> _TASK ITEM_: Print every line below. Match each one exactly.

Excerpts from an interface dataset:

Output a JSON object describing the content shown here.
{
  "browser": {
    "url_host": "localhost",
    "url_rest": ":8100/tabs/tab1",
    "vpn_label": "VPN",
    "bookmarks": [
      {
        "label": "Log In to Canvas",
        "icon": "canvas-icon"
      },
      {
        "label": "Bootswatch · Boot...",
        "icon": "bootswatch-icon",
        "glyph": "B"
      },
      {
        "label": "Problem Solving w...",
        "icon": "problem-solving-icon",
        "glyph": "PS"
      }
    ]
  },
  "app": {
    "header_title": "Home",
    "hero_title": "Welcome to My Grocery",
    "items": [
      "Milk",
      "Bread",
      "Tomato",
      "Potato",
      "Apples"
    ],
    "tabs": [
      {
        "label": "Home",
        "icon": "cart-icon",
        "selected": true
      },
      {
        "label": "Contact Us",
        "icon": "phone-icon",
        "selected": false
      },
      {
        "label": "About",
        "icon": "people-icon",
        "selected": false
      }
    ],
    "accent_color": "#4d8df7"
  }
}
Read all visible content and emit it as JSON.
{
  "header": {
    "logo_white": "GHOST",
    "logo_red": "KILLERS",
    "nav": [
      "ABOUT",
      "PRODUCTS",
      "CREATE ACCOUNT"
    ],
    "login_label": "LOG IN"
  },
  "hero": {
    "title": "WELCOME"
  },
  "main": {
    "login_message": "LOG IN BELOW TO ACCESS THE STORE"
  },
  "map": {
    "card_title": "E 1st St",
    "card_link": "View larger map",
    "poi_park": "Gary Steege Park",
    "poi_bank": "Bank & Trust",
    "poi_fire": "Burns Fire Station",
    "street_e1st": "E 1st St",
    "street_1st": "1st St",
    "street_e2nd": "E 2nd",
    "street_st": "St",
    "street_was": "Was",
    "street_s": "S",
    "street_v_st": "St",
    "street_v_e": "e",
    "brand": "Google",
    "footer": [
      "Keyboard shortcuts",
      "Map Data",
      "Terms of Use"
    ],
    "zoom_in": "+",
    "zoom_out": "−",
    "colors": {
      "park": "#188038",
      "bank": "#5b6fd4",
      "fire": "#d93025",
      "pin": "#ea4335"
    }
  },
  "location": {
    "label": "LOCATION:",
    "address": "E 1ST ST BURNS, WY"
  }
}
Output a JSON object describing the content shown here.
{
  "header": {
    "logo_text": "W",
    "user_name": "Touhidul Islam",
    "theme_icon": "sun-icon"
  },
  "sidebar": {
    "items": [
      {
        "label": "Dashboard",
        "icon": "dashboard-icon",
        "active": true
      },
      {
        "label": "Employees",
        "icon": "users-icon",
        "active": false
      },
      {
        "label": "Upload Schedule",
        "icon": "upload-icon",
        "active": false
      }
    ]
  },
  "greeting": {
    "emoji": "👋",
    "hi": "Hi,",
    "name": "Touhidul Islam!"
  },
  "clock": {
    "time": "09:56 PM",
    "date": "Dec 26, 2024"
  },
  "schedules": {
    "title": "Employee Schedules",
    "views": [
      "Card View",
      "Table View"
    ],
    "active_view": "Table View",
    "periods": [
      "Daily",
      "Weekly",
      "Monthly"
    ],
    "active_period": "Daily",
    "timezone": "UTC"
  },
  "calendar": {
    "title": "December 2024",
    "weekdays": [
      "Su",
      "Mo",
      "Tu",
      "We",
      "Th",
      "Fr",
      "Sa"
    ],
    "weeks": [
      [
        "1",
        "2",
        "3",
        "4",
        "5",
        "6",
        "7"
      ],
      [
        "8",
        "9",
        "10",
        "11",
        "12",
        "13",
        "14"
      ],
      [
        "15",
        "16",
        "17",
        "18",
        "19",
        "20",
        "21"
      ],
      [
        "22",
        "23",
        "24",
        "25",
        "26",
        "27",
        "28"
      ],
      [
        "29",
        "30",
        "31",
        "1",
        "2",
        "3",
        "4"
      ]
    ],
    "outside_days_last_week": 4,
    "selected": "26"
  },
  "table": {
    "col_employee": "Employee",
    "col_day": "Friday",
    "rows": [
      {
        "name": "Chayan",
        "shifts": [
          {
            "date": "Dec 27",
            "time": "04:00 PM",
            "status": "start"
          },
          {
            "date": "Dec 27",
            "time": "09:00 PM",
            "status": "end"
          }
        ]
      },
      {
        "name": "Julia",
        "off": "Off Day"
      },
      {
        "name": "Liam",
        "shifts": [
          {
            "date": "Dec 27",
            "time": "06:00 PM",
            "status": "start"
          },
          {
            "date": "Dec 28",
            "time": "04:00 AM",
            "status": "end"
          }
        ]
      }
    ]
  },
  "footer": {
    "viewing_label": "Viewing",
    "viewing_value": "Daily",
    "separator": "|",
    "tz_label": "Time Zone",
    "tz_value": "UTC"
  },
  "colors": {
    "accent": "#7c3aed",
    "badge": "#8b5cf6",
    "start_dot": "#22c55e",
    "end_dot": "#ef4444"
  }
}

> _WRITTEN ANSWER_:
Output a JSON object describing the content shown here.
{
  "browser": {
    "url_host": "localhost",
    "url_rest": ":8100/tabs/tab1",
    "vpn_label": "VPN",
    "bookmarks": [
      {
        "label": "Log In to Canvas",
        "icon": "canvas-icon"
      },
      {
        "label": "Bootswatch · Boot...",
        "icon": "bootswatch-icon",
        "glyph": "B"
      },
      {
        "label": "Problem Solving w...",
        "icon": "problem-solving-icon",
        "glyph": "PS"
      }
    ]
  },
  "app": {
    "header_title": "Home",
    "hero_title": "Welcome to My Grocery",
    "items": [
      "Milk",
      "Bread",
      "Tomato",
      "Potato",
      "Apples"
    ],
    "tabs": [
      {
        "label": "Home",
        "icon": "cart-icon",
        "selected": true
      },
      {
        "label": "Contact Us",
        "icon": "phone-icon",
        "selected": false
      },
      {
        "label": "About",
        "icon": "people-icon",
        "selected": false
      }
    ],
    "accent_color": "#4d8df7"
  }
}
Read all visible content and emit it as JSON.
{
  "header": {
    "logo_white": "GHOST",
    "logo_red": "KILLERS",
    "nav": [
      "ABOUT",
      "PRODUCTS",
      "CREATE ACCOUNT"
    ],
    "login_label": "LOG IN"
  },
  "hero": {
    "title": "WELCOME"
  },
  "main": {
    "login_message": "LOG IN BELOW TO ACCESS THE STORE"
  },
  "map": {
    "card_title": "E 1st St",
    "card_link": "View larger map",
    "poi_park": "Gary Steege Park",
    "poi_bank": "Bank & Trust",
    "poi_fire": "Burns Fire Station",
    "street_e1st": "E 1st St",
    "street_1st": "1st St",
    "street_e2nd": "E 2nd",
    "street_st": "St",
    "street_was": "Was",
    "street_s": "S",
    "street_v_st": "St",
    "street_v_e": "e",
    "brand": "Google",
    "footer": [
      "Keyboard shortcuts",
      "Map Data",
      "Terms of Use"
    ],
    "zoom_in": "+",
    "zoom_out": "−",
    "colors": {
      "park": "#188038",
      "bank": "#5b6fd4",
      "fire": "#d93025",
      "pin": "#ea4335"
    }
  },
  "location": {
    "label": "LOCATION:",
    "address": "E 1ST ST BURNS, WY"
  }
}
Output a JSON object describing the content shown here.
{
  "header": {
    "logo_text": "W",
    "user_name": "Touhidul Islam",
    "theme_icon": "sun-icon"
  },
  "sidebar": {
    "items": [
      {
        "label": "Dashboard",
        "icon": "dashboard-icon",
        "active": true
      },
      {
        "label": "Employees",
        "icon": "users-icon",
        "active": false
      },
      {
        "label": "Upload Schedule",
        "icon": "upload-icon",
        "active": false
      }
    ]
  },
  "greeting": {
    "emoji": "👋",
    "hi": "Hi,",
    "name": "Touhidul Islam!"
  },
  "clock": {
    "time": "09:56 PM",
    "date": "Dec 26, 2024"
  },
  "schedules": {
    "title": "Employee Schedules",
    "views": [
      "Card View",
      "Table View"
    ],
    "active_view": "Table View",
    "periods": [
      "Daily",
      "Weekly",
      "Monthly"
    ],
    "active_period": "Daily",
    "timezone": "UTC"
  },
  "calendar": {
    "title": "December 2024",
    "weekdays": [
      "Su",
      "Mo",
      "Tu",
      "We",
      "Th",
      "Fr",
      "Sa"
    ],
    "weeks": [
      [
        "1",
        "2",
        "3",
        "4",
        "5",
        "6",
        "7"
      ],
      [
        "8",
        "9",
        "10",
        "11",
        "12",
        "13",
        "14"
      ],
      [
        "15",
        "16",
        "17",
        "18",
        "19",
        "20",
        "21"
      ],
      [
        "22",
        "23",
        "24",
        "25",
        "26",
        "27",
        "28"
      ],
      [
        "29",
        "30",
        "31",
        "1",
        "2",
        "3",
        "4"
      ]
    ],
    "outside_days_last_week": 4,
    "selected": "26"
  },
  "table": {
    "col_employee": "Employee",
    "col_day": "Friday",
    "rows": [
      {
        "name": "Chayan",
        "shifts": [
          {
            "date": "Dec 27",
            "time": "04:00 PM",
            "status": "start"
          },
          {
            "date": "Dec 27",
            "time": "09:00 PM",
            "status": "end"
          }
        ]
      },
      {
        "name": "Julia",
        "off": "Off Day"
      },
      {
        "name": "Liam",
        "shifts": [
          {
            "date": "Dec 27",
            "time": "06:00 PM",
            "status": "start"
          },
          {
            "date": "Dec 28",
            "time": "04:00 AM",
            "status": "end"
          }
        ]
      }
    ]
  },
  "footer": {
    "viewing_label": "Viewing",
    "viewing_value": "Daily",
    "separator": "|",
    "tz_label": "Time Zone",
    "tz_value": "UTC"
  },
  "colors": {
    "accent": "#7c3aed",
    "badge": "#8b5cf6",
    "start_dot": "#22c55e",
    "end_dot": "#ef4444"
  }
}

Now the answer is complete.